As the crowd of journalists covering the Iran talks swells, so too do the opportunities for media coverage.  Hoping to catch the attention of high-level diplomats, the family of American-Iranian marine Amir Hekmati is in Vienna, pleading for his release from an Iranian prison after nearly 4 years.  VOA’s Heather Murdock reports from Vienna.
Video

Video UK Holds Terror Drill as MPs Mull Tunisia Response

After pledging a tough response to last Friday’s terror attack in Tunisia, which came just days before the 10th anniversary of the bomb attacks on London’s transport network, British security services are shifting their focus to overseas counter-terror operations.
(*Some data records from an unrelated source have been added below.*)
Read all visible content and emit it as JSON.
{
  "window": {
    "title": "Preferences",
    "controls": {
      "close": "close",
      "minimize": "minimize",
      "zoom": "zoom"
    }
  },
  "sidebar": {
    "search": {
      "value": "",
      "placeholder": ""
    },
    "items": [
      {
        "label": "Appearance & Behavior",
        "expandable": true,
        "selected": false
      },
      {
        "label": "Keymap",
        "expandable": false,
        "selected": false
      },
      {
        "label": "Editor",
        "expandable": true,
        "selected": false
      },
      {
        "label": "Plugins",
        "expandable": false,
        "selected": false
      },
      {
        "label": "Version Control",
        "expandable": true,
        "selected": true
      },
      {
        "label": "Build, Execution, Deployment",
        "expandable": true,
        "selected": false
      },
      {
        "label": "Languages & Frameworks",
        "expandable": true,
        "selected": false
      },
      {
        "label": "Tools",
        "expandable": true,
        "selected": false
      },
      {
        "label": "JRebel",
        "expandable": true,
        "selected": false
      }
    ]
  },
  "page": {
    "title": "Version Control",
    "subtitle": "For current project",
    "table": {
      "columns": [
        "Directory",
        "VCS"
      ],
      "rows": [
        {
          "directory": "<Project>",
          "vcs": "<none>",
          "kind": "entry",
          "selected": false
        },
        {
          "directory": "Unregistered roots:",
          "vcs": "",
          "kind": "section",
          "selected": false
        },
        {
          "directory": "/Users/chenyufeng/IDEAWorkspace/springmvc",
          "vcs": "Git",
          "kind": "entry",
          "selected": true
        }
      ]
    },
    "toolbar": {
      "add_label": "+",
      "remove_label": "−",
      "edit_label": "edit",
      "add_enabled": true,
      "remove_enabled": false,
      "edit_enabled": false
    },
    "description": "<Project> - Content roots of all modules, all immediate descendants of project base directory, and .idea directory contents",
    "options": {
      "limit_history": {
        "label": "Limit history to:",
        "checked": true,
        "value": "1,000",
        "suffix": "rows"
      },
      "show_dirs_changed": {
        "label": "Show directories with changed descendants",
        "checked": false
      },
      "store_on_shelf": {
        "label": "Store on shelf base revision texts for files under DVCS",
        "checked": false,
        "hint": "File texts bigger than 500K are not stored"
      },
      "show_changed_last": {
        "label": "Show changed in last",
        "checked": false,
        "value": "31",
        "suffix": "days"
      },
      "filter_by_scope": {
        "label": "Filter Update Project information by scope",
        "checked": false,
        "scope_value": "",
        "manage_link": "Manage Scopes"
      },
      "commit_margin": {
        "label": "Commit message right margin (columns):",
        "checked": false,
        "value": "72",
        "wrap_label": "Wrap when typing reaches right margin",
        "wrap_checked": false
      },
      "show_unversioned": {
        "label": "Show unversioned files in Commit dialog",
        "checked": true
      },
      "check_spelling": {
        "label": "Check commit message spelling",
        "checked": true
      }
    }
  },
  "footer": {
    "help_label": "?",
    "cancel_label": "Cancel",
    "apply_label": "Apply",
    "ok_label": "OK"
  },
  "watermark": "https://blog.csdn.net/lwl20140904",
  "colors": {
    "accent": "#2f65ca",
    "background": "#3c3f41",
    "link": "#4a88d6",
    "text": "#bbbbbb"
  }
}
VOA's Henry Ridgwell has more.
Video

Video Obama on Cuba: This is What Change Looks Like

President Barack Obama says the United States will soon reopen its embassy in Cuba for the first time since 1961, ending a half-century of isolation. VOA White House correspondent Luis Ramirez reports.
Video

Video Hate Groups Spread Influence Via Internet

Hate groups of various kinds are using the Internet for propaganda and recruitment, and a Jewish human rights organization that monitors these groups, the Simon Wiesenthal Center, says their influence is growing. The messages are different, but the calls to hatred or violence are similar. VOA's Mike O’Sullivan reports.
Video

Video US Silica Sand Mining Surge Worries Illinois Residents, Businesses

Increased domestic U.S. oil and gas production, thanks to advances known as “fracking,” has created a boom for other industries supporting that extraction. Demand for silica sand, used in fracking, could triple over the next five years. In the Midwest state of Illinois, people living near the mines are worried about how increased silica sand mining will affect their businesses and their health. VOA’s Kane Farabaugh has more in this first of a series of reports.
Video

Video Blind Somali Journalist Defies Odds in Mogadishu

Despite improving security in the last few years, Somalia remains one of the most dangerous countries to be a journalist – even more so for someone who cannot see. Abdulaziz Billow has the story of journalist Abdifatah Hassan Kalgacal, who has been reporting from the Somali capital for the last decade despite being blind.
Video

Video Texas Defies Same-Sex Marriage Ruling

Texas state officials have criticized the US Supreme Court decision giving same-sex couples the right to marry nationwide. The attorney general of Texas says last week's decision did not overrule constitutional "rights of religious liberty," and therefore officials performing wedding services can refuse to perform them for same-sex couples if it is against their religious beliefs. Zlatica Hoke reports on the controversy.
Video

Video Rabbi Hits Road to Heal Jewish-Muslim Relations in France

France is on high alert after last week's terrorist attack near the city Lyon, just six months after deadly Paris shootings. The attack have added new tensions to relations between French Jews and Muslims. France’s Jewish and Muslim communities also share a common heritage, though, and as far as one French rabbi is concerned, they are destined to be friends. From the Paris suburb of La Courneuve, Lisa Bryant reports about Rabbi Michel Serfaty and his friendship bus.
Video

Video Saudi Leaks Expose ‘Checkbook Diplomacy’ In Battle With Iran

Saudi Arabia’s willingness to wield its oil money on the global diplomatic stage appears to have been laid bare, after the website WikiLeaks published tens of thousands of leaked cables from Riyadh’s Ministry of Foreign Affairs. VOA's Henry Ridgwell reports.
Video

Video In Kenya, Police Said to Shoot First, Ask Questions Later

An organization that documents torture and extrajudicial killings says Kenyan police were responsible for 1,252 shooting deaths in five cities, including Nairobi, between 2009 and 2014, representing 67 percent of all gun deaths in the areas reviewed. Gabe Joselow has more from Nairobi.

VOA Blogs